### EXERCISE PROMPT
How many of the lines below hold "What"? Only the number, please.

[Records excerpted from a collection]
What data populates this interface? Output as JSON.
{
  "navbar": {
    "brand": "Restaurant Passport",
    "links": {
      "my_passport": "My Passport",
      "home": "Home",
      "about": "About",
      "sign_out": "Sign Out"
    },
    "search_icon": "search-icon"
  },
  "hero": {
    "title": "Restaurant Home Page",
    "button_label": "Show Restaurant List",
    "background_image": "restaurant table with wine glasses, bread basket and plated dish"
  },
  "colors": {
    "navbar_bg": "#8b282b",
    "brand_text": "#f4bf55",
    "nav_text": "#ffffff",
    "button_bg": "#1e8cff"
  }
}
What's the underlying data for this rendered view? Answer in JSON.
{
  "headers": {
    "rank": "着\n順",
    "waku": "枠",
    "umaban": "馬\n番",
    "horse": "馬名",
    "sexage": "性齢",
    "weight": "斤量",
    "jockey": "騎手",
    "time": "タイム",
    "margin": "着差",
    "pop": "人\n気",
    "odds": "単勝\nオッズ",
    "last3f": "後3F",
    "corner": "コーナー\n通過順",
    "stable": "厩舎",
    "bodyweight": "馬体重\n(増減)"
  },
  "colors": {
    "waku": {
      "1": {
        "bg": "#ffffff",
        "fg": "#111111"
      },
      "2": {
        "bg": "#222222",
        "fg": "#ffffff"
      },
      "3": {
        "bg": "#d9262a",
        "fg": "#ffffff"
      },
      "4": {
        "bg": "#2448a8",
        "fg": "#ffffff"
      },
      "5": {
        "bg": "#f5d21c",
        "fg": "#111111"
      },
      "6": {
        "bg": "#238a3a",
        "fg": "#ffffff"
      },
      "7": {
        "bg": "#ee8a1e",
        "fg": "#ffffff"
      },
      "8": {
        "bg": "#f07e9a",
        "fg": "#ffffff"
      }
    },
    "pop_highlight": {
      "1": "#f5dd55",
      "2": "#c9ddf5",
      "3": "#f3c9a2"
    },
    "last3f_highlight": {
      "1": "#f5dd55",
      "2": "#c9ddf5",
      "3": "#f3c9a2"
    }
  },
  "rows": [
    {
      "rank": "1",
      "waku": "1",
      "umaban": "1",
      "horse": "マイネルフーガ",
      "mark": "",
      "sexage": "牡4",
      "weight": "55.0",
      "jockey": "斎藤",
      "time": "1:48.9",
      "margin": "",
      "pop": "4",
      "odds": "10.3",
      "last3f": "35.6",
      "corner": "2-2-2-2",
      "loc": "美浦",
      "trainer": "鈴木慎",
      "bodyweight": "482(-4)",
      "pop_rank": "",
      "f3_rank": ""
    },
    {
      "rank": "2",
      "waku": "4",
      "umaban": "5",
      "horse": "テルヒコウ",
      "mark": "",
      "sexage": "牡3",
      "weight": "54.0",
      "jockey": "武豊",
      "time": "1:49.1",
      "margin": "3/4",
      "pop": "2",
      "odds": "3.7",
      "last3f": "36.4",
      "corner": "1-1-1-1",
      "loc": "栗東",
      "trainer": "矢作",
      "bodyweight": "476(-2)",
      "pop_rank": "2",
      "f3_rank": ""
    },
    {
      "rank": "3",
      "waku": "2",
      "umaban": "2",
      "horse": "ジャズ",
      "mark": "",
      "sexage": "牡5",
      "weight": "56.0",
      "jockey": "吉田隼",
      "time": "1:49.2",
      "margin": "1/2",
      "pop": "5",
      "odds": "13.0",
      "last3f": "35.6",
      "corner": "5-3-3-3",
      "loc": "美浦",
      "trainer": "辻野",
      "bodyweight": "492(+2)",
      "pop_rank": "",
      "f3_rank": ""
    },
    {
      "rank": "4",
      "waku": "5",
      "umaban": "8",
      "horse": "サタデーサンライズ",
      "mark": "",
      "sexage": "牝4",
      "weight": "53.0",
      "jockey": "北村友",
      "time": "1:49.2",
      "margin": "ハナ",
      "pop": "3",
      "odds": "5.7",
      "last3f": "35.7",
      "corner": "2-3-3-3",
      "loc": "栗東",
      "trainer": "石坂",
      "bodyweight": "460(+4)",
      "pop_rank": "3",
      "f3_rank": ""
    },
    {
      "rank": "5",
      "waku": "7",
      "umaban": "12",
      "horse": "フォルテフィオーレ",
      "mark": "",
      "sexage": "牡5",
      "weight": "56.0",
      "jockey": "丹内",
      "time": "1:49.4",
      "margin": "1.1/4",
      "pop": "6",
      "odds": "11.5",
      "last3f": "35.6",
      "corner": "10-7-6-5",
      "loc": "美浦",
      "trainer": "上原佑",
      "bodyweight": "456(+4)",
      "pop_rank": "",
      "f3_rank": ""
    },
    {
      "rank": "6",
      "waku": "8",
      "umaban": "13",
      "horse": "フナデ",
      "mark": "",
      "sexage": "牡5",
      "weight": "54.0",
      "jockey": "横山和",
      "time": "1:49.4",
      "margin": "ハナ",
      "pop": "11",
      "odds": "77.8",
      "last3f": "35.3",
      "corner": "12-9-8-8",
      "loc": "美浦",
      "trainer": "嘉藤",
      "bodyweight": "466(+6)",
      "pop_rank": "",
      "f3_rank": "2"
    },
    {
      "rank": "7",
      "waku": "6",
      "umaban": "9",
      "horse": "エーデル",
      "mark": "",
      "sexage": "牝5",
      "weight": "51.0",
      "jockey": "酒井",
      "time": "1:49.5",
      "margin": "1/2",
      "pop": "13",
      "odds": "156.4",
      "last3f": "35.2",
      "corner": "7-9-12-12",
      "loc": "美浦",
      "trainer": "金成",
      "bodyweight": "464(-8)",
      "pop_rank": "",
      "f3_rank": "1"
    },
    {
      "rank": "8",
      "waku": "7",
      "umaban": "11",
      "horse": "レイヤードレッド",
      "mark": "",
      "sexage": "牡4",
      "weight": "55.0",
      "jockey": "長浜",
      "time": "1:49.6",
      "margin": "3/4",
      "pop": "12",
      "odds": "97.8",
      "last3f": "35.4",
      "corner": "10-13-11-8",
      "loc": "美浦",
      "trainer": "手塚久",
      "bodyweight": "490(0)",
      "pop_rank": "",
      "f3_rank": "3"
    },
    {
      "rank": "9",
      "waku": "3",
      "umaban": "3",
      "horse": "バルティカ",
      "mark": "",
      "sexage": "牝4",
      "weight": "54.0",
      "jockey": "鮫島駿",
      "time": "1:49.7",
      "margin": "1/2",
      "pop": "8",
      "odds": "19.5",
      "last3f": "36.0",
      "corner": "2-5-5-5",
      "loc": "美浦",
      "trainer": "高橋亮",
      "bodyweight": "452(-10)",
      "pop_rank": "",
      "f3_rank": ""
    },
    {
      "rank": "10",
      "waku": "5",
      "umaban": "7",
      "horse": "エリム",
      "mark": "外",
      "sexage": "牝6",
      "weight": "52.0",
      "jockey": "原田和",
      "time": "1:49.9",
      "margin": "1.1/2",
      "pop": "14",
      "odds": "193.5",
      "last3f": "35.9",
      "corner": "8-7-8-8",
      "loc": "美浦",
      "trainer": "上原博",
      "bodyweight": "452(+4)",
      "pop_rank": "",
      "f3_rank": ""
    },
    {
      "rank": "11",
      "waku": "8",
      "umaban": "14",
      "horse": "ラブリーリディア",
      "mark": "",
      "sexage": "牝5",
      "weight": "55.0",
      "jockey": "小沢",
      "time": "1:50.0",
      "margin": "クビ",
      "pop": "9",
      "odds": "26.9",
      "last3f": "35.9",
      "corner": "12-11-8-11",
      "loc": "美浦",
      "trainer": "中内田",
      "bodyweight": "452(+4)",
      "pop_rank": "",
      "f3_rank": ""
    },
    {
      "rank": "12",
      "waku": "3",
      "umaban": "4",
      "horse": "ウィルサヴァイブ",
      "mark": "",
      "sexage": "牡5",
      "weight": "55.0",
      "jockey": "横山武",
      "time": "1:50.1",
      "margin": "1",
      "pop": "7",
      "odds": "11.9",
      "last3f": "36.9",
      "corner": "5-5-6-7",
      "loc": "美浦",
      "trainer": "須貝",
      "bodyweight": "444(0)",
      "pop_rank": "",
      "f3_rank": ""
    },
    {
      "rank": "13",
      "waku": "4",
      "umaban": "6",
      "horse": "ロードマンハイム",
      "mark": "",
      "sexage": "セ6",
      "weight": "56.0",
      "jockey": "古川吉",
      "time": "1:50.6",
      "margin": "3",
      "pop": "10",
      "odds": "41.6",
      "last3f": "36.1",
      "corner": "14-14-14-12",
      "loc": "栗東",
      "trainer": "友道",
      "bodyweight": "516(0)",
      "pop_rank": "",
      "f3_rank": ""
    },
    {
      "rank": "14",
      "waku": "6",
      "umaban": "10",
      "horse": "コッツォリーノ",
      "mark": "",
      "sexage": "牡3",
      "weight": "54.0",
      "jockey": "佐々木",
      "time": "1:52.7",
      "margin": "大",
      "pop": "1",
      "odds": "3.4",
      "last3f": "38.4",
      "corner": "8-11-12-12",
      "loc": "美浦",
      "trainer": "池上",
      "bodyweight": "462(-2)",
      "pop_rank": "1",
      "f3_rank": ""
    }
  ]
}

### TASK OUTPUT
2